Monday, July 04, 2005

Anchors Without Degrees...

Last week, I found myself buying an Esquire magazine at the infamous Wal-Mart in the Crenshaw Shopping Center. I say infamous because that Wal-Mart is the subject of a truly offensive commercial which depicts the neighborhood around the Wal-Mart as being impoverished ("We have hope!" the Wal-Mart paid shill cries into the camera). The last time I checked, the houses in the neighborhood across from that Wal-Mart (Leimert Park) were averaging over $500,000 a piece. And those are the cheap homes. The homes directly above that Wal-Mart (Baldwin Hills) go for one million plus. So much for accuracy in advertising. Anyway, I digress.

I'm getting the Esquire because I'm in line to pay my Internet bill. I thumb through the pages and begin reading an article on NBC anchor Brian Williams. The article is nice enough, until I get to one part. Brian didn't earn his degree.
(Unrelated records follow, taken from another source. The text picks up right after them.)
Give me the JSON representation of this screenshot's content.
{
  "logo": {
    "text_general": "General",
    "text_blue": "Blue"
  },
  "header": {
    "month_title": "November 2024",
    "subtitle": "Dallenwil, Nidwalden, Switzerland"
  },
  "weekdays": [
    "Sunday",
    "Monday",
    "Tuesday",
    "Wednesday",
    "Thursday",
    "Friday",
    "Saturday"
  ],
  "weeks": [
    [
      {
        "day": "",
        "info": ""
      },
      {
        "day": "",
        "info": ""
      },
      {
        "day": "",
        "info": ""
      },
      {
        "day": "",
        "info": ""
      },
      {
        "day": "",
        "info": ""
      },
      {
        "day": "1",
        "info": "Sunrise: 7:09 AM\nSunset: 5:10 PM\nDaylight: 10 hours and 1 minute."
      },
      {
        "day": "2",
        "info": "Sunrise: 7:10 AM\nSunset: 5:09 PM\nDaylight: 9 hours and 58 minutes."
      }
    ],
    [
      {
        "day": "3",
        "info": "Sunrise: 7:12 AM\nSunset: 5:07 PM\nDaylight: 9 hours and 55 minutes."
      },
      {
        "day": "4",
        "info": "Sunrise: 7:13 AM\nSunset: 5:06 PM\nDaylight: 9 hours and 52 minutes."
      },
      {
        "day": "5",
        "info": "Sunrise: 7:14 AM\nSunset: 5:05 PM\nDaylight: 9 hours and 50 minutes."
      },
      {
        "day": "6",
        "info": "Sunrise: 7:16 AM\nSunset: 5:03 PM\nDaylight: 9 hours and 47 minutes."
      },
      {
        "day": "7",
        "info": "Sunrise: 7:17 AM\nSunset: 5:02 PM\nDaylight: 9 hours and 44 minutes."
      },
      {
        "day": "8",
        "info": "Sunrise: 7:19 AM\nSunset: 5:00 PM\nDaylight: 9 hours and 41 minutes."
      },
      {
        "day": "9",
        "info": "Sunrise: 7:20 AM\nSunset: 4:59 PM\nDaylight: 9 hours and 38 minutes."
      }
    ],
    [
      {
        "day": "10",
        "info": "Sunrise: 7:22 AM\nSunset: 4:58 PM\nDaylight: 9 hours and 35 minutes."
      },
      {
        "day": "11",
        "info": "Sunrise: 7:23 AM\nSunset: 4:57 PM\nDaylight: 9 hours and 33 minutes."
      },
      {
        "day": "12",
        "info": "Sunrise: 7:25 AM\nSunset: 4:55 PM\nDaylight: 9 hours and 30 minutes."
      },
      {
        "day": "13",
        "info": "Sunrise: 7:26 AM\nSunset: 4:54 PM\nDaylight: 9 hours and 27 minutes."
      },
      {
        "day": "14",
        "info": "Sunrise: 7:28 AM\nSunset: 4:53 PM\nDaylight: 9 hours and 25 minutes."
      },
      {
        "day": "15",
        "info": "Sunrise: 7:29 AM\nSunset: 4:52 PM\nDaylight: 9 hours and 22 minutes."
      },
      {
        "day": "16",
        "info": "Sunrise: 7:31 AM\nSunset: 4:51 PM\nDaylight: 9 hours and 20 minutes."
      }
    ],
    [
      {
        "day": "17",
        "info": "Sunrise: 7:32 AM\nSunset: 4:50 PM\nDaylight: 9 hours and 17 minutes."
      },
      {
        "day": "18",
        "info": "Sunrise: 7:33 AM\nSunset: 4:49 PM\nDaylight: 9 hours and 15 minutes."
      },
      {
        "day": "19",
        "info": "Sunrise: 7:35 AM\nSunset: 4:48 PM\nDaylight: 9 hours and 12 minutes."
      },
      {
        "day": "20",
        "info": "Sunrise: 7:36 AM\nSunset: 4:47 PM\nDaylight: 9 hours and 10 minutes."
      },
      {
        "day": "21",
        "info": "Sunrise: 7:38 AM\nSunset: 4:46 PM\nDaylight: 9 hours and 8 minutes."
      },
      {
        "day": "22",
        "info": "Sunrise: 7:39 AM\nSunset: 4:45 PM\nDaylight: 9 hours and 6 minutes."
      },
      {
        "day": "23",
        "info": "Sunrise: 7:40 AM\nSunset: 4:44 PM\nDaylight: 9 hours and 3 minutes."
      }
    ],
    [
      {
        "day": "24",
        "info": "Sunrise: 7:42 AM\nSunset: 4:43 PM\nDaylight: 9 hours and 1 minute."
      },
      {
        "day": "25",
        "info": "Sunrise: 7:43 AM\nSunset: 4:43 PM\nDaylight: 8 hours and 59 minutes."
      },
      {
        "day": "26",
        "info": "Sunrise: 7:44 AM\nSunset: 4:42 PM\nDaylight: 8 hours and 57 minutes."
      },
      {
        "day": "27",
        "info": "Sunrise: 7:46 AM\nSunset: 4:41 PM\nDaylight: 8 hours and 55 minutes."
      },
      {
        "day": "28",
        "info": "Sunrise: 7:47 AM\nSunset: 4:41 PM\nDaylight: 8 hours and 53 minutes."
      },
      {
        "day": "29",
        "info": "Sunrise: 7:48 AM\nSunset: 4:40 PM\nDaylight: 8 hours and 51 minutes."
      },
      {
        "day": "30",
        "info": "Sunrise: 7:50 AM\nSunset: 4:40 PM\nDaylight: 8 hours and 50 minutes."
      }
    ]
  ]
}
Now normally, that wouldn't mean anything to me. But the old database in my brain remembered a controversy Brian started a while back.

"NABJ Dismayed About Brian Williams' 'Perspective' On Diversity; Seeks Meeting With NBC Executives
WASHINGTON – The National Association of Black Journalists is disappointed and dismayed about comments attributed to Brian Williams, the new beacon for NBC News, regarding newsroom diversity and aims to meet with NBC executives to discuss the matter, NABJ Vice President-Broadcast Barbara Ciara said Wednesday.

Williams, who last week succeeded Tom Brokaw as primary anchor of NBC’s evening newscast, was asked in last month’s issue of United Airlines’ Hemisphere magazine: "There are few women and people of color in top jobs at news organizations. How do we address this lack of diversity?”

Williams replied: "We have bigger problems. There are no black members of the U.S. Senate. We should keep some perspective on this. Nevertheless, I am constantly interested to hear of examples in our coverage where viewers think we got it wrong in one way or another because of a skewed viewpoint.”

Now, I'm a member of the NABJ (although I need to pay this year's due asap) and I know what it is like to be the only black in a newsroom. So to hear diversity to be so flippantly disregarded is disturbing. But it's even MORE disturbing to hear that it's coming from someone who didn't get their degree in the first place. For many African Americans, there's a thought that you have to be OVERLY qualified to get the same job, and that means J-school, or Masters programs. So it's a kick in the teeth when someone without a degree has the audacity to say that diversity in the newsroom isn't important.

Then, as I tend to do, decided to do some more research. And guess what I found. ABC's Peter Jennings doesn't have one. And CNN's Aaron Brown doesn't have one either.

Don't get me wrong. Not having a degree is not a disqualifer for success. Hell, Bill Gates and Paul Allen don't have one either. And there are plenty of millionaires without having finished or even attending college. But in an industry where people decide what is news and what is not news (read: Natalie Holloway and the Summer of Missing White Women), it is important to have African American, Latino, women, and others in the newsroom giving opinions. And since "merit" and "most qualified" are terms which have been used as hammers against minorities in their efforts to integrate overly white institutions, I think it is only fair that we take a close look at whether the white guy without the degree is more qualified than the black one with. Or perhaps, what we're saying is that America considers the two to be equal? If so, that is truly illuminating.


Sticky Keys said...

I think it is only fair that we take a close look at whether the white guy without the degree is more qualified than the black one with. Or perhaps, what we're saying is that America considers the two to be equal?

BINGO! That's what I was thinking during your entire post. I love your blog and your expansions on race in general. I'm going to link you from mine!

Lawrence said...

Thanks a bunch, and I'll do the same!

Rashid @ Old Gold Soul said...

Damn, I learned something new today.

Lawrence said...

Amazing, huh!

joy said...

It's true what you've said about Wal Mart and it's location but you seem to have forgotten a little area right behind the mall. It's called the "jungle" or the "jungles" as my students at Audubon like to call it.

Lawrence said...

You're right. The Jungle is behind Crenshaw/Baldwin Hills Mall, but the way Wal-Mart portrays the whole neighborhood, you'd think everybody is groping for $7 jobs. The funny thing about the Jungle is that it really doesn't have to be that bad. With a little bit of development, and some culling of a lot of the apartment buildings, that area could be a nice bridge between the Dons and Baldwin Hills.